SALT LAKE CITY — With the DREAM Act headed for a vote in the U.S. Senate today, Bishop John C. Wester of the Catholic Diocese of Salt Lake City is engaging in an 11th-hour, renewed push for passage of the federal legislation offering amnesty and eventual citizenship for illegal immigrants who came to the U.S. as minors.
Wester lobbied Sens. Orrin Hatch and Bob Bennett, both R-Utah, by writing each senator a personalized letter urging him to vote in favor of the Development, Relief, and Education of Alien Minors Act, which already passed the House of Representatives on Dec. 8.
"These are bright, talented young people," Wester writes in both letters.
"With the help of the DREAM Act, (they) could one day achieve their God-given potential and fully contribute their talents to our great state and nation. … The United States is the only home they have ever known and is the country to which they want to give their talents and energy."
Hatch declined comment Friday on Wester's request, but his office reiterated the senator's intention to vote against the DREAM Act as currently constituted. Bennett's office did not respond to phone calls or e-mails.
During a phone interview Friday, Wester explained why he believes it makes sense to pass a narrow portion of the broader immigration debate such as the DREAM Act now as opposed to waiting for palatable comprehensive immigration reform to come along at some future date.
"This is something that's accessible now," Wester said. "It's within reach, and it's something that I think both sides of the aisle agree is a good bill.
"I know that they're coming up with reasons why they no longer like it in some cases, but we're trying to remind them that at heart this has been the same basic bill that we've always had in the DREAM Act. It's a win-win for the country and a win for the immigrant and, frankly, it's a win for all of us."12 comments on this story
Senate Majority Leader Harry Reid, D-Nev., filed a cloture motion Thursday night for the DREAM Act, meaning a vote will be held Saturday to determine whether the bill can be brought to the Senate floor for a binding vote.
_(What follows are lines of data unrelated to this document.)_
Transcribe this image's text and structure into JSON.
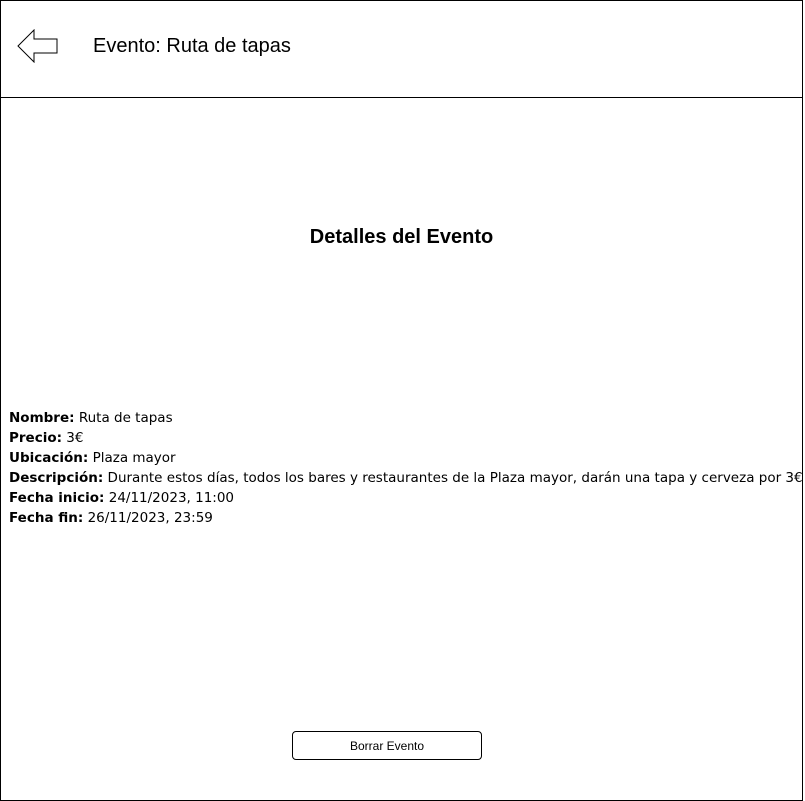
{
  "header": {
    "back_icon": "arrow-left-icon",
    "title": "Evento: Ruta de tapas"
  },
  "main": {
    "section_title": "Detalles del Evento",
    "details": [
      {
        "label": "Nombre:",
        "value": " Ruta de tapas"
      },
      {
        "label": "Precio:",
        "value": " 3€"
      },
      {
        "label": "Ubicación:",
        "value": " Plaza mayor"
      },
      {
        "label": "Descripción:",
        "value": " Durante estos días, todos los bares y restaurantes de la Plaza mayor, darán una tapa y cerveza por 3€"
      },
      {
        "label": "Fecha inicio:",
        "value": " 24/11/2023, 11:00"
      },
      {
        "label": "Fecha fin:",
        "value": " 26/11/2023, 23:59"
      }
    ],
    "delete_button_label": "Borrar Evento"
  }
}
Sixty votes are needed to pass cloture and carry the bill to a determinative vote, but as of Friday night it remained unclear whether Reid can secure those 60 votes. Republicans are threatening to filibuster the DREAM Act during this lame-duck session while reserving the right to possibly revisit the issue next year after newly elected members join Congress.